Žižek writes on a diverse range of topics, including political theory, theology, and psychoanalysis. His lectures and appearances around the globe underline his position as a leading contemporary thinker and cultural theorist. He is valued for his critique of global capitalism and as an intellectual figurehead for the leftist protest movement.
The shock over the terrorist attacks in Paris in January 2015 inspired Žižek to write an essay on Islam and modernism. In it, he addresses the rupture between the Western world’s advocacy for tolerance and the fundamental hatred of Western liberalism within radical Islam. Žižek makes a plea for the West to insist on the legacy of the Enlightenment, with its strengths of criticism and self-reflection. He argues for a renaissance of individual autonomy and the sovereignty of the people.
Slovenian Embassy provided wine at the reception to follow in support of this event.
Moderated by Ulrich Baer, Vice Provost for Faculty, Arts, Humanities and Diversity, New York University. Dr. Baer received his B.A. from Harvard in 1991, and his Ph.D. from Yale in Comparative Literature in 1995, and first joined NYU as assistant professor in NYU's Department of German in 1996. He served as NYU’s Vice Provost for Globalization and Multicultural Affairs from 2007-2011. A widely published author, editor, and translator and recipient of numerous awards and honors, Baer is an expert on modern poetry, literary theory, and photography, and has published extensively on poetry, photography, and issues in contemporary art and culture.
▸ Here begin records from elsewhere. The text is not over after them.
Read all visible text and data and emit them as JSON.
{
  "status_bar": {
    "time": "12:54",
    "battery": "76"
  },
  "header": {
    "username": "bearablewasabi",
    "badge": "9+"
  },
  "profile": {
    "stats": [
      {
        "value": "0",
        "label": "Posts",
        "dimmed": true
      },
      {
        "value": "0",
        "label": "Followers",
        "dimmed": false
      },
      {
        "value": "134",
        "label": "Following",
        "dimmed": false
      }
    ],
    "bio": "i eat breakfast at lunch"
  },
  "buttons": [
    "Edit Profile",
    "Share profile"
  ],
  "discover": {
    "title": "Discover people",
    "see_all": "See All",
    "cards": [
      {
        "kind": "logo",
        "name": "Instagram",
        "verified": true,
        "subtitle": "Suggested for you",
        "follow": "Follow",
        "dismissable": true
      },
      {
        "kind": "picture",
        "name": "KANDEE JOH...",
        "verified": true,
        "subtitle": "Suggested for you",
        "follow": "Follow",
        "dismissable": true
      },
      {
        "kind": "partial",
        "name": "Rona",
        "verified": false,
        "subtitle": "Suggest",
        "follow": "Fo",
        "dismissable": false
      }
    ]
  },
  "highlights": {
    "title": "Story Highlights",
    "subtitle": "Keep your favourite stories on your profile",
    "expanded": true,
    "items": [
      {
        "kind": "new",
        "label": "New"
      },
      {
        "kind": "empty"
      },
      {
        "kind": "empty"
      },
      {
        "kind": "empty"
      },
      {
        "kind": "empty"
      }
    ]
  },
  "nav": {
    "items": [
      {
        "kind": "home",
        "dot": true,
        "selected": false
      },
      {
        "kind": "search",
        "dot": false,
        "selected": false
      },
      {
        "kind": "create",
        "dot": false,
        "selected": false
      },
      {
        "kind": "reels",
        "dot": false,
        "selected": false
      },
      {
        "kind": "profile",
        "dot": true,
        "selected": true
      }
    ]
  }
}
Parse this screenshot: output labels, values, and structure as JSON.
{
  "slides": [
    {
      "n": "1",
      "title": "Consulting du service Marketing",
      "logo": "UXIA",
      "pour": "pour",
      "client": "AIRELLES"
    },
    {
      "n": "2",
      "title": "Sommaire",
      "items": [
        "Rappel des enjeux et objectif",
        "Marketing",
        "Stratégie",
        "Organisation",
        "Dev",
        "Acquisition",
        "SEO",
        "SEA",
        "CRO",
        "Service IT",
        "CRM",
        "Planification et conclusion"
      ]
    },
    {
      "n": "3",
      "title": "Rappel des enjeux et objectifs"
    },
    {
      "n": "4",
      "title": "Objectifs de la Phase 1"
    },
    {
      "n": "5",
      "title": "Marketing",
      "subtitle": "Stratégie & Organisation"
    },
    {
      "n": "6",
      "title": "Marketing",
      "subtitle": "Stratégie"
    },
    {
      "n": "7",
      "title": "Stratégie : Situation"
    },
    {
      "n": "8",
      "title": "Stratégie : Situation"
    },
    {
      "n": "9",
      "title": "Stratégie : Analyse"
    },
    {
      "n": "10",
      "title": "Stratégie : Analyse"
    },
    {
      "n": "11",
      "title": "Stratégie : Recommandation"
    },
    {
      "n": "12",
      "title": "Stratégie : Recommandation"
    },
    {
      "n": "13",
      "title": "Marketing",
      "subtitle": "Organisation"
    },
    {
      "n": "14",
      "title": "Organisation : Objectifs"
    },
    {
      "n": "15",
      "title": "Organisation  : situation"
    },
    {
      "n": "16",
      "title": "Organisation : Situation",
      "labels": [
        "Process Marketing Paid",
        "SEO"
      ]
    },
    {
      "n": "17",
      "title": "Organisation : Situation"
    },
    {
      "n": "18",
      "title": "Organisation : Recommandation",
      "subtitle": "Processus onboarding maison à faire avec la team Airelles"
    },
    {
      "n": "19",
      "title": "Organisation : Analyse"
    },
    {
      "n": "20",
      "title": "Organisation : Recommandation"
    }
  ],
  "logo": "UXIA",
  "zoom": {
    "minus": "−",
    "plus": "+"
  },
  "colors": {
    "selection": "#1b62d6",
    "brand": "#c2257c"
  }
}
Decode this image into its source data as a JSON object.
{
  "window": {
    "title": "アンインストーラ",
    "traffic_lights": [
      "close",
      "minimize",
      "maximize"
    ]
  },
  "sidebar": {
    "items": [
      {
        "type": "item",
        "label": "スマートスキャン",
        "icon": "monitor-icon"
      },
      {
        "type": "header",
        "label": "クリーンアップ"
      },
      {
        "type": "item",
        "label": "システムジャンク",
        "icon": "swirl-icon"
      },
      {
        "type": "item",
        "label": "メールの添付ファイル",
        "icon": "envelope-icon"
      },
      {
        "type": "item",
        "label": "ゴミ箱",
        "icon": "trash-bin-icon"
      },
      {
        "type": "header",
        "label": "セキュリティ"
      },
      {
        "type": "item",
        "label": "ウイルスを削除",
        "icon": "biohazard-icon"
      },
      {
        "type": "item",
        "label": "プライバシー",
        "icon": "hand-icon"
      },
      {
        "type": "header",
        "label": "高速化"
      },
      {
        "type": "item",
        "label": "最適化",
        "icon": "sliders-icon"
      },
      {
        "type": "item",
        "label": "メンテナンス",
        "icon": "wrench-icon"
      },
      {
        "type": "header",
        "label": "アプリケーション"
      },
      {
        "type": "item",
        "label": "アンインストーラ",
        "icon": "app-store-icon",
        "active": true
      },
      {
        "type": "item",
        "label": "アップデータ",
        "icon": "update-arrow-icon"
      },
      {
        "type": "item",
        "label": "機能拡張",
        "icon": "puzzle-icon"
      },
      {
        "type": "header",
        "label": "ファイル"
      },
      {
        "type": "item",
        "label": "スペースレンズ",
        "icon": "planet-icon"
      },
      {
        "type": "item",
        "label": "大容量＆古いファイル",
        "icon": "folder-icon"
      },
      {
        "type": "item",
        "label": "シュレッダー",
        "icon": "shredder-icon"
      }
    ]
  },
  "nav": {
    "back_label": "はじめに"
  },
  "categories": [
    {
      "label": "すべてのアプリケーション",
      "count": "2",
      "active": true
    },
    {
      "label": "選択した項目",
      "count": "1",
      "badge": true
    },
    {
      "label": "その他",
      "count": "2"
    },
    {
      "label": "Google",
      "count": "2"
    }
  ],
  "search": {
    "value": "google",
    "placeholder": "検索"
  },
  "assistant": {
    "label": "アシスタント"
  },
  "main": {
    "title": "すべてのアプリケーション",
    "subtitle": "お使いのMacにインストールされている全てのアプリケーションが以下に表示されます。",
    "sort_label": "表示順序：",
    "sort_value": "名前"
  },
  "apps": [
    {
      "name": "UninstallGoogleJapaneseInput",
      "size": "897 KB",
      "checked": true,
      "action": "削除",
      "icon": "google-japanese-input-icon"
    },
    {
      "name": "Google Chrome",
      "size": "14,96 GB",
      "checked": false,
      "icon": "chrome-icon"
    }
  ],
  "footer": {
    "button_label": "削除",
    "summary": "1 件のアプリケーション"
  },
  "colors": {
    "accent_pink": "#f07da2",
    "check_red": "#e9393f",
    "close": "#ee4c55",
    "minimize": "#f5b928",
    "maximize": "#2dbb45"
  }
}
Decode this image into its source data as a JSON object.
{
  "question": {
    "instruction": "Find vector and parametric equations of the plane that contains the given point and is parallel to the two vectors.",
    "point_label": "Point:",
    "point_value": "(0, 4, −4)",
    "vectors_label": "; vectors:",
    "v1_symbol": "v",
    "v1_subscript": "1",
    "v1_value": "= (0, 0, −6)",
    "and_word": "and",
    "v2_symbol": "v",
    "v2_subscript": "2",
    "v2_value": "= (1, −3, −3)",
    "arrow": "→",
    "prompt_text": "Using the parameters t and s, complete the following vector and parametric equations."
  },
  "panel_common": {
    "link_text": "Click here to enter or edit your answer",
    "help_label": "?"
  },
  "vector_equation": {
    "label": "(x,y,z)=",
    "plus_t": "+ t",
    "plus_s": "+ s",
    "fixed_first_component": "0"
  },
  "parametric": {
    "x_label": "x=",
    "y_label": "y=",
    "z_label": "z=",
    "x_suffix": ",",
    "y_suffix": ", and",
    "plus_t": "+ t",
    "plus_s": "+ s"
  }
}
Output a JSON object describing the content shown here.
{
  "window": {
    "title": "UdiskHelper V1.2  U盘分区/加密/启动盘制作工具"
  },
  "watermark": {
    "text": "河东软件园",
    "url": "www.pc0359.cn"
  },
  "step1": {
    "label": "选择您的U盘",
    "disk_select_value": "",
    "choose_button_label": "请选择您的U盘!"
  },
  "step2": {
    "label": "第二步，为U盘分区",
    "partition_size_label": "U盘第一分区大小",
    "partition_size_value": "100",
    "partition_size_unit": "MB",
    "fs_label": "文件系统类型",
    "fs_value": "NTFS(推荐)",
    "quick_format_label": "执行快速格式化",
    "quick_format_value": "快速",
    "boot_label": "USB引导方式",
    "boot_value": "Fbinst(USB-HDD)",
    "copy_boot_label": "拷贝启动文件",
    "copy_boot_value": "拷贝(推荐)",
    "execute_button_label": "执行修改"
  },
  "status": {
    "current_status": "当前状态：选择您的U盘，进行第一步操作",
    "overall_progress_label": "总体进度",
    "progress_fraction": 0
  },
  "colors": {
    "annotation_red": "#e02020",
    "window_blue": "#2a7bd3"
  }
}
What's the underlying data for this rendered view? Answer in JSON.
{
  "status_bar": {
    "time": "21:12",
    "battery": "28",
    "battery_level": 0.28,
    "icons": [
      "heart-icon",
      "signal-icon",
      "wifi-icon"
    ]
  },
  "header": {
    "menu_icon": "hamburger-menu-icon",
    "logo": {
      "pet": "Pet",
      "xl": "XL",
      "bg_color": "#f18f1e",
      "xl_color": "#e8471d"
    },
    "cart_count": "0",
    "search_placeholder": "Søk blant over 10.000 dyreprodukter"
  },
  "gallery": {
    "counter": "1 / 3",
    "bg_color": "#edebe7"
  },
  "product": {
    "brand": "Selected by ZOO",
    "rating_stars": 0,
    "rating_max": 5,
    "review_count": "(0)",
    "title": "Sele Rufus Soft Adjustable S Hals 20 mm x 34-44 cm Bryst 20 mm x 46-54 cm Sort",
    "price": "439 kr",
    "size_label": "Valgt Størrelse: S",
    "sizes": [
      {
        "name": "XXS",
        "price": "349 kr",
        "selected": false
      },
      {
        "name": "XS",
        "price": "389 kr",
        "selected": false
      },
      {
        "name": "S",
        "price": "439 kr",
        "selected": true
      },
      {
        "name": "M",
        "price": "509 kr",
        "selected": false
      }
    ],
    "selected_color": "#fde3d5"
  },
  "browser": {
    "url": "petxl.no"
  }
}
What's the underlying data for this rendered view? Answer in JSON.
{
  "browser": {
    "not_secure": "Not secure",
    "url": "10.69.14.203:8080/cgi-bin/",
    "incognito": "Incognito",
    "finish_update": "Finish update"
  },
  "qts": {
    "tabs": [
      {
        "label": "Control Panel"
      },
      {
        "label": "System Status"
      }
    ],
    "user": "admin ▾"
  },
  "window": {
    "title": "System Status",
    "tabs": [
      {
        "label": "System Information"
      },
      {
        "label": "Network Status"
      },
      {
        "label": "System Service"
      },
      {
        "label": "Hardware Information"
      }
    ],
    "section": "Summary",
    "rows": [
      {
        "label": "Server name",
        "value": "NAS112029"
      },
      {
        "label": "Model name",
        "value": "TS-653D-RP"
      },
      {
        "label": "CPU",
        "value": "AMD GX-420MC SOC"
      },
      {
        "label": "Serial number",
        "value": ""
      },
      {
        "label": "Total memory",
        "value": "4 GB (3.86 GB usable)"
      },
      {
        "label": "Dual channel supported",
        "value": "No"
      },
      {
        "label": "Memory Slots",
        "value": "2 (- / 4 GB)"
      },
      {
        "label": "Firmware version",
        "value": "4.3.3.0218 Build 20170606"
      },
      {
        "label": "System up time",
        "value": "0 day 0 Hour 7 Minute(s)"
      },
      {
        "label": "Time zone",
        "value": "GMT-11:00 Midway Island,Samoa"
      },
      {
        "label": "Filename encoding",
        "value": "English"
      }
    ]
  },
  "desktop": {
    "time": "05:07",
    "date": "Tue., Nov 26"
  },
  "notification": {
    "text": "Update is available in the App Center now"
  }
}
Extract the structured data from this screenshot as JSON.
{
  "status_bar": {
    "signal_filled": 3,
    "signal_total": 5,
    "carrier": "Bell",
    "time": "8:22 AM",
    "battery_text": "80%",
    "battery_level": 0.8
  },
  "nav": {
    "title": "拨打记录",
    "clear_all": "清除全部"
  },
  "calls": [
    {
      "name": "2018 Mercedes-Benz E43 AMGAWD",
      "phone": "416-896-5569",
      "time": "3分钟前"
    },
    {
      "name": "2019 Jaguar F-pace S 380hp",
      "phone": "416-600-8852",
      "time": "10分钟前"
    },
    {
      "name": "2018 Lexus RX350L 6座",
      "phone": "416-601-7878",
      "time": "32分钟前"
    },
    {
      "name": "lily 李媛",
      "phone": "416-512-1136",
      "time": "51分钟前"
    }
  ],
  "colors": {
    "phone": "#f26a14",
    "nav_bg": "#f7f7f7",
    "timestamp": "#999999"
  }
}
Ambassador Božo Cerar offered welcoming remarks. He previously served as Ambassador of the Republic of Slovenia to Canada (1997-2001) and Poland (2004), and as Ambassador and Permanent Representative at the Permanent Representation of the Republic of Slovenia to NATO (2007-2011). During his career, he was also head of the Department for Europe and North America (1991-1992), Minister Plenipotentiary at the Embassy of the Republic of Slovenia in London (1992-1996), head of the Minister’s Office (1996-1997), head of the Department for Multilateral Relations (2001), head of Slovenia’s NATO Department (2002-2003) and State Secretary at the Ministry of Foreign Affairs of the Republic of Slovenia (2005 - 2006 and 2011 - 2012).
From 2005 to 2006, as well as in 2012 and 2013 prior to his appointment as the Ambassador of the Republic of Slovenia to the United States, he served as a state secretary/deputy foreign minister at the Ministry of Foreign Affairs of the Republic of Slovenia.
Ambassador Cerar holds a bachelors degree in law, a masters in diplomatic studies and a doctorate in international law. In addition to his native Slovenian, he also speaks English, French, Russian, Serbian and basic Greek.
Slavoj Žižek, Ph.D., is a senior researcher at the Institute of Sociology, University of Ljubljana, Slovenia, and a visiting professor at a number of American Universities (Columbia, Princeton, New School for Social Research, New York University, University of Michigan). Slavoj Žižek received his Ph.D. in Philosophy in Ljubljana studying Psychoanalysis. He also studied at the University of Paris. Slavoj Žižek is a cultural critic and philosopher who is internationally known for his innovative interpretations of Jacques Lacan. Slavoj Žižek has been called the ‘Elvis Presley’ of philosophy as well as an 'academic rock star'. He is author of The Indivisible Remainder; The Sublime Object of Ideology; The Metastases of Enjoyment; Looking Awry: Jacques Lacan through Popular Culture; The Plague of Fantasies; and The Ticklish Subject. Slavoj Žižek's work can be characterized as vibrant, full of humor, blatant disregard for distinctions between high and low forms of culture and his work and presence has gathered him critical acclaim as a superstar in the world of contemporary theory.